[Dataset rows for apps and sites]

■ ■ ■

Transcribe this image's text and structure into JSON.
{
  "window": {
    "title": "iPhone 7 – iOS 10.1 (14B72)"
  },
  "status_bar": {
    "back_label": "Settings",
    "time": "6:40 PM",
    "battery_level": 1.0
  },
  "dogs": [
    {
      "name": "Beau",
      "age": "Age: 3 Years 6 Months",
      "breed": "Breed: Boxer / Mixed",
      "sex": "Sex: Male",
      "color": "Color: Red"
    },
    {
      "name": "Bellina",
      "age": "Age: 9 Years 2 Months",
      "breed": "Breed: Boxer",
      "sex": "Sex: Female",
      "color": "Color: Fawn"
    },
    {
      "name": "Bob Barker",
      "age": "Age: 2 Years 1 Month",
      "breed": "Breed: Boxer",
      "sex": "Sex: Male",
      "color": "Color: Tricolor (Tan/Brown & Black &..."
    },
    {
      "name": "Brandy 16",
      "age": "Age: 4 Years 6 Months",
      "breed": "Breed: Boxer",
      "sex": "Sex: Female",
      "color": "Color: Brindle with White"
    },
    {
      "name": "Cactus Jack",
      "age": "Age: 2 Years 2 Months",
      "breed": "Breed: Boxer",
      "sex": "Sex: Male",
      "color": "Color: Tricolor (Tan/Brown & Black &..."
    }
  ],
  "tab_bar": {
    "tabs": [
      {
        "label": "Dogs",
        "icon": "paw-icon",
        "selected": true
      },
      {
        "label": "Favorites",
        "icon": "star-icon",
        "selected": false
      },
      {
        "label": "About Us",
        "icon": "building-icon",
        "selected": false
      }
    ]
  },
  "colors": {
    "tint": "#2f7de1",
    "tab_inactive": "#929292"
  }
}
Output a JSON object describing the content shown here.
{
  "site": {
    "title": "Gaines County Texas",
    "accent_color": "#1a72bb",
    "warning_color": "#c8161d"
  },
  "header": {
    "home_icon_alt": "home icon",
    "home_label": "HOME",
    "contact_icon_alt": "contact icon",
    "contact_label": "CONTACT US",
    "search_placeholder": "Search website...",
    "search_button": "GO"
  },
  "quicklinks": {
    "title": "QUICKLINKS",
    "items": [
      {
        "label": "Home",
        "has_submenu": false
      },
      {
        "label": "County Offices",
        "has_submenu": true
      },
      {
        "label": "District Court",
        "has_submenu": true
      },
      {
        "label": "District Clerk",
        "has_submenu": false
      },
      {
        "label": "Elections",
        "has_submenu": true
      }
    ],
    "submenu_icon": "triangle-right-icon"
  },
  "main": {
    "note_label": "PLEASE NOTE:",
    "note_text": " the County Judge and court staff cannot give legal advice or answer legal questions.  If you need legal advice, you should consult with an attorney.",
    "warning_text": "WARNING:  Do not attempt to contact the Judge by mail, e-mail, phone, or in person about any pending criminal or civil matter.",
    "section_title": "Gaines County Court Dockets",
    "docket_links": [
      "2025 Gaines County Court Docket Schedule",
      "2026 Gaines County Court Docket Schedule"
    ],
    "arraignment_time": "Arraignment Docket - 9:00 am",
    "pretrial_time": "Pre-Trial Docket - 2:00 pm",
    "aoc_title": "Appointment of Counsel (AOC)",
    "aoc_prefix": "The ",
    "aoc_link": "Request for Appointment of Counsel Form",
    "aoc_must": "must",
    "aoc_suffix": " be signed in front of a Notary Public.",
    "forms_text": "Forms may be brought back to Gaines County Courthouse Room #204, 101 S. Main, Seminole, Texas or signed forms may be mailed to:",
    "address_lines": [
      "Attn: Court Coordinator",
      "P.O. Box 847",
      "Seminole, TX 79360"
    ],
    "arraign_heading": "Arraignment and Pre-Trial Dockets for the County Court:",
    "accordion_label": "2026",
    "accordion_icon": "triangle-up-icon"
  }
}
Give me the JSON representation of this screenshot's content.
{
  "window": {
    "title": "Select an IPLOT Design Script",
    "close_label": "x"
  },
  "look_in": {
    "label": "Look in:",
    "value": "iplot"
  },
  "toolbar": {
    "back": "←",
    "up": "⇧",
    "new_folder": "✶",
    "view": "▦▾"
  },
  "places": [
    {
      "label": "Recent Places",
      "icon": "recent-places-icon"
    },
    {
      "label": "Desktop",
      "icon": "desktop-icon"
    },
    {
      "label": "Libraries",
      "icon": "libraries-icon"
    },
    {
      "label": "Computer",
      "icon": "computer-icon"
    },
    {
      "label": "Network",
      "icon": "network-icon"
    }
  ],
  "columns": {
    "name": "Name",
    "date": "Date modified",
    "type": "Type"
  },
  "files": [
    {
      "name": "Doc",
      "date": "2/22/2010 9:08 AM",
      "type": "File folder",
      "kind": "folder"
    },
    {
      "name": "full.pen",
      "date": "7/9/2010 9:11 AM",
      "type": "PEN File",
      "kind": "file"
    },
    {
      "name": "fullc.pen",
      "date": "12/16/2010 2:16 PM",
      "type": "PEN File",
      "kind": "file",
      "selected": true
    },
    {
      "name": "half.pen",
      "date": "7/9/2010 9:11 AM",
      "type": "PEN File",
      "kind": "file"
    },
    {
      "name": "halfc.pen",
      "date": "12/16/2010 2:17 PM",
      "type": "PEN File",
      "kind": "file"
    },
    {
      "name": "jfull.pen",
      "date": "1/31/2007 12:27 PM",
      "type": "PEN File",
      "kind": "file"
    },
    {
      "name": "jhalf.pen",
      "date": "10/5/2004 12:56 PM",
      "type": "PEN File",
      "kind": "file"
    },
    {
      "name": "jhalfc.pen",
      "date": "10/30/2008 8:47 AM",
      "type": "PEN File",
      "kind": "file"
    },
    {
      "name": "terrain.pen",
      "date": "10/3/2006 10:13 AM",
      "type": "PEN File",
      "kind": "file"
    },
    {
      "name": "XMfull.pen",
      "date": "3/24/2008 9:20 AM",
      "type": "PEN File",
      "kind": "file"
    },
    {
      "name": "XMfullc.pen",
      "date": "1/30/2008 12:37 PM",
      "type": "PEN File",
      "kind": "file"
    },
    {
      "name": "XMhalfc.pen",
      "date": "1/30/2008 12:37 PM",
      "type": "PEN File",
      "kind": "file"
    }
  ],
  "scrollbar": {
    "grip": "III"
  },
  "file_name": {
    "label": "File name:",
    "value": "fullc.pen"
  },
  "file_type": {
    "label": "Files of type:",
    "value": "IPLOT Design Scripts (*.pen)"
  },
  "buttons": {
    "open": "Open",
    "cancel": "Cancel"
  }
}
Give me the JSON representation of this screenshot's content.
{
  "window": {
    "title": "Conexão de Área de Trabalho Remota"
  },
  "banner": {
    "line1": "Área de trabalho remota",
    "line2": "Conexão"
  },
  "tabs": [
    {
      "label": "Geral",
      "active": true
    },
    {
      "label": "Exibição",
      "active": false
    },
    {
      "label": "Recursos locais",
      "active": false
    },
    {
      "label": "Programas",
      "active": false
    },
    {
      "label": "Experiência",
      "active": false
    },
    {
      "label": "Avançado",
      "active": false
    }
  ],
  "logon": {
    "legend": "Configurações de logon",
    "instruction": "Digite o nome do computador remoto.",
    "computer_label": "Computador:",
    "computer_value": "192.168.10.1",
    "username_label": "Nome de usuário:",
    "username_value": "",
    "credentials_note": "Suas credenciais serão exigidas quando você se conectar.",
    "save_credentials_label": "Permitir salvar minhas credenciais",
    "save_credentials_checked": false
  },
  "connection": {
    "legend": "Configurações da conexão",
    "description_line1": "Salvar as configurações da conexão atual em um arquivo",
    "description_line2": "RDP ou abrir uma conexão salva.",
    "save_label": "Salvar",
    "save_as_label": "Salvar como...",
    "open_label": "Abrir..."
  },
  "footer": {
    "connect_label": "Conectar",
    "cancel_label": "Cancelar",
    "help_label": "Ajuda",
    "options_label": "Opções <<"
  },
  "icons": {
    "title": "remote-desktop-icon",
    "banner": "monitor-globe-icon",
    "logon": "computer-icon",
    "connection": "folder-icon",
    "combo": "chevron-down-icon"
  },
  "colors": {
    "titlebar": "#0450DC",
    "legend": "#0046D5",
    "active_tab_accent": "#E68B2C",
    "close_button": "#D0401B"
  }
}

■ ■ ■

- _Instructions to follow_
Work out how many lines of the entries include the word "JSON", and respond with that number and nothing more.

- _Result_
4